Classifications
U.S. Classification296/203.02, 296/193.11, 296/187.12, 296/187.09
International ClassificationB62D21/15, B62D25/16, B60R21/34
Cooperative ClassificationB60R2021/343, B62D21/15, B60R21/34, B62D25/16
European ClassificationB62D25/16, B60R21/34, B62D21/15
Legal Events
DateCodeEventDescription
Sep 21, 2011FPAYFee payment
Year of fee payment: 8
Jan 4, 2008FPAYFee payment
Year of fee payment: 4
Feb 20, 2003ASAssignment

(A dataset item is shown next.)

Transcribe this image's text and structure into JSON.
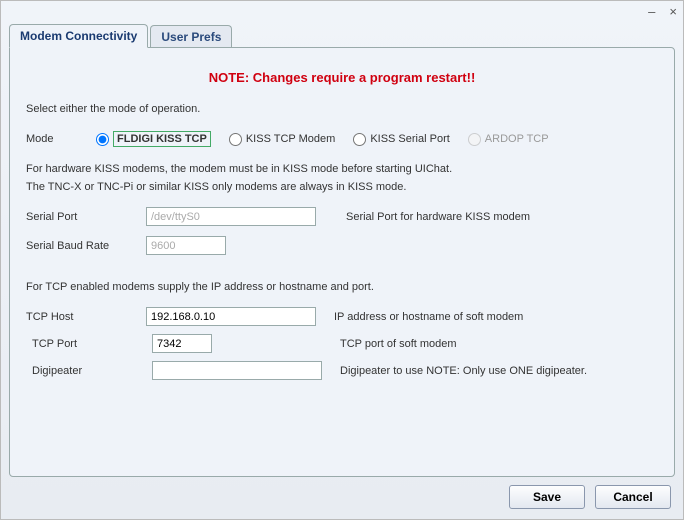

Owner name: NISSAN MOTOR CO., LTD., JAPAN
Free format text: ASSIGNMENT OF ASSIGNORS INTEREST;ASSIGNOR:KUBOTA, YUTAKA;REEL/FRAME:013795/0957
Effective date: 20030117
Owner name: NISSAN MOTOR CO., LTD., JAPAN
Free format text: ASSIGNMENT OF ASSIGNORS INTEREST;ASSIGNOR:KUBOTA, YUTAKA;REEL/FRAME:013822/0374
Effective date: 20030117
Owner name: NISSAN MOTOR CO., LTD. 2, TAKARA-CHO, KANAGAWA-KUY
Free format text: ASSIGNMENT OF ASSIGNORS INTEREST;ASSIGNOR:KUBOTA, YUTAKA /AR;REEL/FRAME:013822/0374
Owner name: NISSAN MOTOR CO., LTD. 2, TAKARA-CHO, KANAGAWA-KUY
Free format text: ASSIGNMENT OF ASSIGNORS INTEREST;ASSIGNOR:KUBOTA, YUTAKA /AR;REEL/FRAME:013795/0957